:: Exercise details ::
Every entry, from first to last, is to be written out exactly.

:: Source data ::
· · · · ·
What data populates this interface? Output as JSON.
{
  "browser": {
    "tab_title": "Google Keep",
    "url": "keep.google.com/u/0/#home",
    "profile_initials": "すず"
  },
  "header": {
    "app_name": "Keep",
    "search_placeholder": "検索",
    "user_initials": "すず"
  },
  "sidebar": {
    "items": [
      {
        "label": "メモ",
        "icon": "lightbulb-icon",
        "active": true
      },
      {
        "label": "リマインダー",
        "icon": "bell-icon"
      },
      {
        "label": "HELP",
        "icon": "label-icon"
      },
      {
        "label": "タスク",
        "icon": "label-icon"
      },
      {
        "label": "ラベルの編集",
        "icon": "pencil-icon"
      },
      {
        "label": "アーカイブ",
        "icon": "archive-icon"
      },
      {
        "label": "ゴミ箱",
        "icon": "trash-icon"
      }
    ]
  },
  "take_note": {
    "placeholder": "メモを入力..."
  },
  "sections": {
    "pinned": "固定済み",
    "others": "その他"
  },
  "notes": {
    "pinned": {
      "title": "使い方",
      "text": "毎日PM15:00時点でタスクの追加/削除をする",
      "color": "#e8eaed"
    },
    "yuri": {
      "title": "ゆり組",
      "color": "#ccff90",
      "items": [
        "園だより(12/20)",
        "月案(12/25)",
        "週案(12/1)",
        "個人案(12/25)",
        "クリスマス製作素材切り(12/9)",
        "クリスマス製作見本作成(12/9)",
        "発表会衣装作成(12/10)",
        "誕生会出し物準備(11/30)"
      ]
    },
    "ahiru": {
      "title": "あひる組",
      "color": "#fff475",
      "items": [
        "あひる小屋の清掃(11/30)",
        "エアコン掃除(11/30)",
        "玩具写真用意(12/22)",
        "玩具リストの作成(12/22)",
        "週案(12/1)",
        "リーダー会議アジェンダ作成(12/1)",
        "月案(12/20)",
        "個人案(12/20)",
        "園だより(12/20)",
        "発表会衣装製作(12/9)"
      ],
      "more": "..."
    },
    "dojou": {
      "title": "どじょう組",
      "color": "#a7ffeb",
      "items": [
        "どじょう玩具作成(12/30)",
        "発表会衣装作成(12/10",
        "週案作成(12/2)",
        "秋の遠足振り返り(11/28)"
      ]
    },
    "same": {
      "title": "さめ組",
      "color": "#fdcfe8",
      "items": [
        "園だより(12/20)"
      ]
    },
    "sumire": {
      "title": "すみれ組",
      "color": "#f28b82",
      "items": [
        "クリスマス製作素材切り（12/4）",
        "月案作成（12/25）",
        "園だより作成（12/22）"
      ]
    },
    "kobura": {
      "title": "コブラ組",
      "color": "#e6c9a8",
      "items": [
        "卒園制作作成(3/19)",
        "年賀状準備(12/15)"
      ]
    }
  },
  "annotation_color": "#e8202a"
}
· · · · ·
:: Task solution ::
What data populates this interface? Output as JSON.
{
  "browser": {
    "tab_title": "Google Keep",
    "url": "keep.google.com/u/0/#home",
    "profile_initials": "すず"
  },
  "header": {
    "app_name": "Keep",
    "search_placeholder": "検索",
    "user_initials": "すず"
  },
  "sidebar": {
    "items": [
      {
        "label": "メモ",
        "icon": "lightbulb-icon",
        "active": true
      },
      {
        "label": "リマインダー",
        "icon": "bell-icon"
      },
      {
        "label": "HELP",
        "icon": "label-icon"
      },
      {
        "label": "タスク",
        "icon": "label-icon"
      },
      {
        "label": "ラベルの編集",
        "icon": "pencil-icon"
      },
      {
        "label": "アーカイブ",
        "icon": "archive-icon"
      },
      {
        "label": "ゴミ箱",
        "icon": "trash-icon"
      }
    ]
  },
  "take_note": {
    "placeholder": "メモを入力..."
  },
  "sections": {
    "pinned": "固定済み",
    "others": "その他"
  },
  "notes": {
    "pinned": {
      "title": "使い方",
      "text": "毎日PM15:00時点でタスクの追加/削除をする",
      "color": "#e8eaed"
    },
    "yuri": {
      "title": "ゆり組",
      "color": "#ccff90",
      "items": [
        "園だより(12/20)",
        "月案(12/25)",
        "週案(12/1)",
        "個人案(12/25)",
        "クリスマス製作素材切り(12/9)",
        "クリスマス製作見本作成(12/9)",
        "発表会衣装作成(12/10)",
        "誕生会出し物準備(11/30)"
      ]
    },
    "ahiru": {
      "title": "あひる組",
      "color": "#fff475",
      "items": [
        "あひる小屋の清掃(11/30)",
        "エアコン掃除(11/30)",
        "玩具写真用意(12/22)",
        "玩具リストの作成(12/22)",
        "週案(12/1)",
        "リーダー会議アジェンダ作成(12/1)",
        "月案(12/20)",
        "個人案(12/20)",
        "園だより(12/20)",
        "発表会衣装製作(12/9)"
      ],
      "more": "..."
    },
    "dojou": {
      "title": "どじょう組",
      "color": "#a7ffeb",
      "items": [
        "どじょう玩具作成(12/30)",
        "発表会衣装作成(12/10",
        "週案作成(12/2)",
        "秋の遠足振り返り(11/28)"
      ]
    },
    "same": {
      "title": "さめ組",
      "color": "#fdcfe8",
      "items": [
        "園だより(12/20)"
      ]
    },
    "sumire": {
      "title": "すみれ組",
      "color": "#f28b82",
      "items": [
        "クリスマス製作素材切り（12/4）",
        "月案作成（12/25）",
        "園だより作成（12/22）"
      ]
    },
    "kobura": {
      "title": "コブラ組",
      "color": "#e6c9a8",
      "items": [
        "卒園制作作成(3/19)",
        "年賀状準備(12/15)"
      ]
    }
  },
  "annotation_color": "#e8202a"
}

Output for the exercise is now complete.